About this exercise =>
Return the complete listing exactly as it reads, with each picture removed.

Dataset entries =>
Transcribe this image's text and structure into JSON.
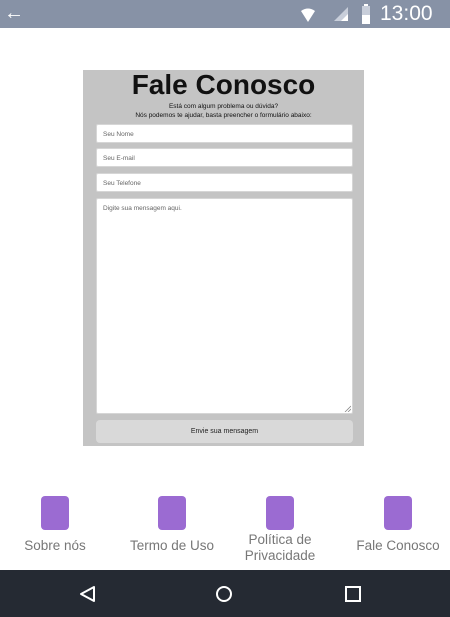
{
  "status_bar": {
    "time": "13:00",
    "icons": [
      "back-arrow-icon",
      "wifi-icon",
      "signal-icon",
      "battery-icon"
    ]
  },
  "form": {
    "title": "Fale Conosco",
    "subtitle_line1": "Está com algum problema ou dúvida?",
    "subtitle_line2": "Nós podemos te ajudar, basta preencher o formulário abaixo:",
    "name_placeholder": "Seu Nome",
    "email_placeholder": "Seu E-mail",
    "phone_placeholder": "Seu Telefone",
    "message_placeholder": "Digite sua mensagem aqui.",
    "submit_label": "Envie sua mensagem"
  },
  "nav_items": [
    {
      "label": "Sobre nós"
    },
    {
      "label": "Termo de Uso"
    },
    {
      "label": "Política de Privacidade"
    },
    {
      "label": "Fale Conosco"
    }
  ],
  "colors": {
    "status_bar": "#8792a6",
    "card": "#c4c4c4",
    "nav_icon": "#9b6bd2",
    "system_nav": "#252a33"
  }
}
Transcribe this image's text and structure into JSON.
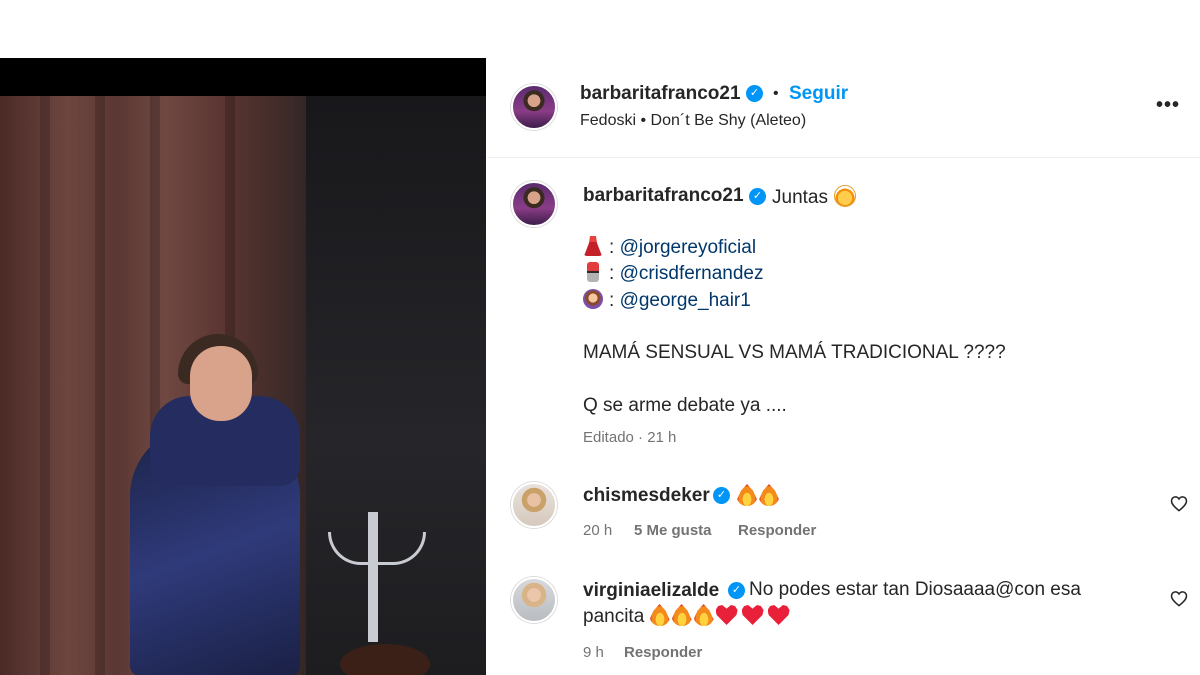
{
  "post": {
    "author": "barbaritafranco21",
    "verified_icon": "verified-badge-icon",
    "separator": "•",
    "follow_label": "Seguir",
    "audio": "Fedoski • Don´t Be Shy (Aleteo)",
    "more_label": "•••"
  },
  "caption": {
    "author": "barbaritafranco21",
    "first_line": "Juntas",
    "credits": [
      {
        "emoji": "dress-emoji",
        "prefix": ":",
        "mention": "@jorgereyoficial"
      },
      {
        "emoji": "lipstick-emoji",
        "prefix": ":",
        "mention": "@crisdfernandez"
      },
      {
        "emoji": "haircut-emoji",
        "prefix": ":",
        "mention": "@george_hair1"
      }
    ],
    "line_question": "MAMÁ SENSUAL VS MAMÁ TRADICIONAL ????",
    "line_debate": "Q se arme debate ya ....",
    "edited_meta": "Editado · 21 h"
  },
  "comments": [
    {
      "user": "chismesdeker",
      "text": "",
      "emojis": [
        "fire",
        "fire"
      ],
      "time": "20 h",
      "likes": "5 Me gusta",
      "reply_label": "Responder"
    },
    {
      "user": "virginiaelizalde",
      "text_line1": "No podes estar tan Diosaaaa@con esa",
      "text_line2": "pancita",
      "emojis": [
        "fire",
        "fire",
        "fire",
        "heart",
        "heart",
        "heart"
      ],
      "time": "9 h",
      "reply_label": "Responder"
    }
  ],
  "colors": {
    "accent": "#0095f6",
    "text": "#262626",
    "muted": "#737373",
    "mention": "#00376b",
    "heart": "#e8203a"
  }
}
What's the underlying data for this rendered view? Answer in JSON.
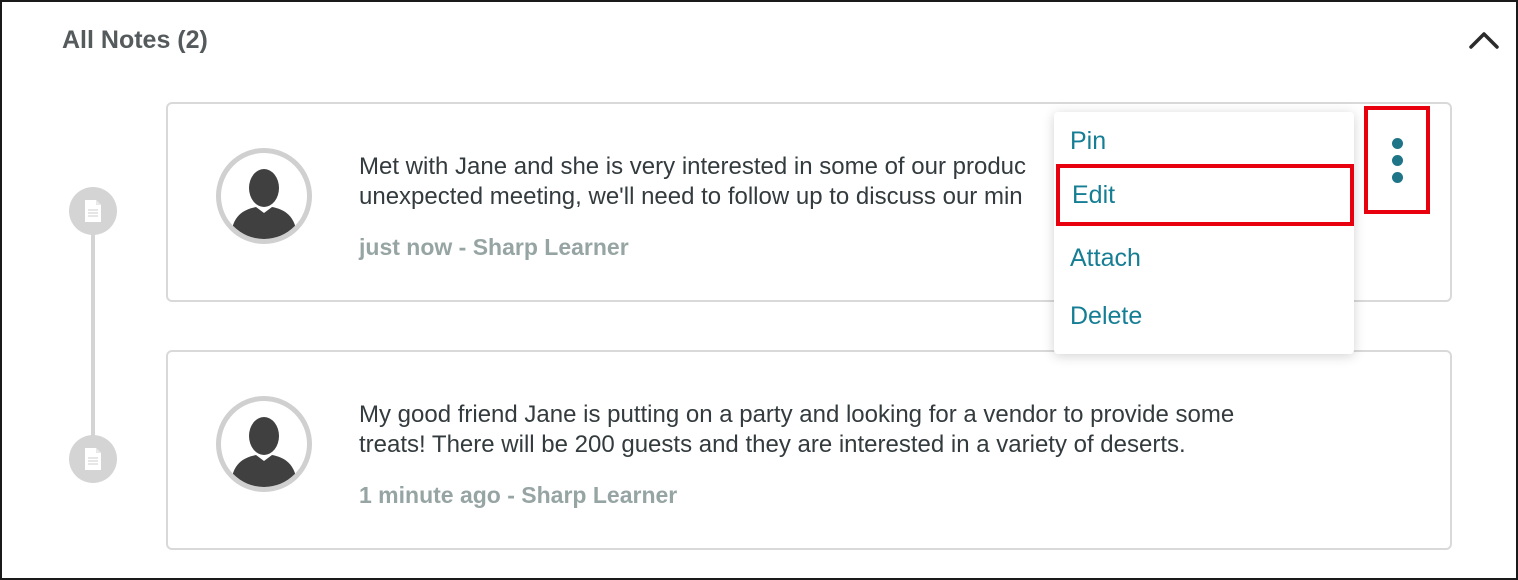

Result =>
Transcribe this image's text and structure into JSON.
{
  "status_bar": {
    "time": "13:00",
    "icons": [
      "back-arrow-icon",
      "wifi-icon",
      "signal-icon",
      "battery-icon"
    ]
  },
  "form": {
    "title": "Fale Conosco",
    "subtitle_line1": "Está com algum problema ou dúvida?",
    "subtitle_line2": "Nós podemos te ajudar, basta preencher o formulário abaixo:",
    "name_placeholder": "Seu Nome",
    "email_placeholder": "Seu E-mail",
    "phone_placeholder": "Seu Telefone",
    "message_placeholder": "Digite sua mensagem aqui.",
    "submit_label": "Envie sua mensagem"
  },
  "nav_items": [
    {
      "label": "Sobre nós"
    },
    {
      "label": "Termo de Uso"
    },
    {
      "label": "Política de Privacidade"
    },
    {
      "label": "Fale Conosco"
    }
  ],
  "colors": {
    "status_bar": "#8792a6",
    "card": "#c4c4c4",
    "nav_icon": "#9b6bd2",
    "system_nav": "#252a33"
  }
}
Transcribe this image's text and structure into JSON.
{
  "post": {
    "author": "barbaritafranco21",
    "verified_icon": "verified-badge-icon",
    "separator": "•",
    "follow_label": "Seguir",
    "audio": "Fedoski • Don´t Be Shy (Aleteo)",
    "more_label": "•••"
  },
  "caption": {
    "author": "barbaritafranco21",
    "first_line": "Juntas",
    "credits": [
      {
        "emoji": "dress-emoji",
        "prefix": ":",
        "mention": "@jorgereyoficial"
      },
      {
        "emoji": "lipstick-emoji",
        "prefix": ":",
        "mention": "@crisdfernandez"
      },
      {
        "emoji": "haircut-emoji",
        "prefix": ":",
        "mention": "@george_hair1"
      }
    ],
    "line_question": "MAMÁ SENSUAL VS MAMÁ TRADICIONAL ????",
    "line_debate": "Q se arme debate ya ....",
    "edited_meta": "Editado · 21 h"
  },
  "comments": [
    {
      "user": "chismesdeker",
      "text": "",
      "emojis": [
        "fire",
        "fire"
      ],
      "time": "20 h",
      "likes": "5 Me gusta",
      "reply_label": "Responder"
    },
    {
      "user": "virginiaelizalde",
      "text_line1": "No podes estar tan Diosaaaa@con esa",
      "text_line2": "pancita",
      "emojis": [
        "fire",
        "fire",
        "fire",
        "heart",
        "heart",
        "heart"
      ],
      "time": "9 h",
      "reply_label": "Responder"
    }
  ],
  "colors": {
    "accent": "#0095f6",
    "text": "#262626",
    "muted": "#737373",
    "mention": "#00376b",
    "heart": "#e8203a"
  }
}
What's the underlying data for this rendered view? Answer in JSON.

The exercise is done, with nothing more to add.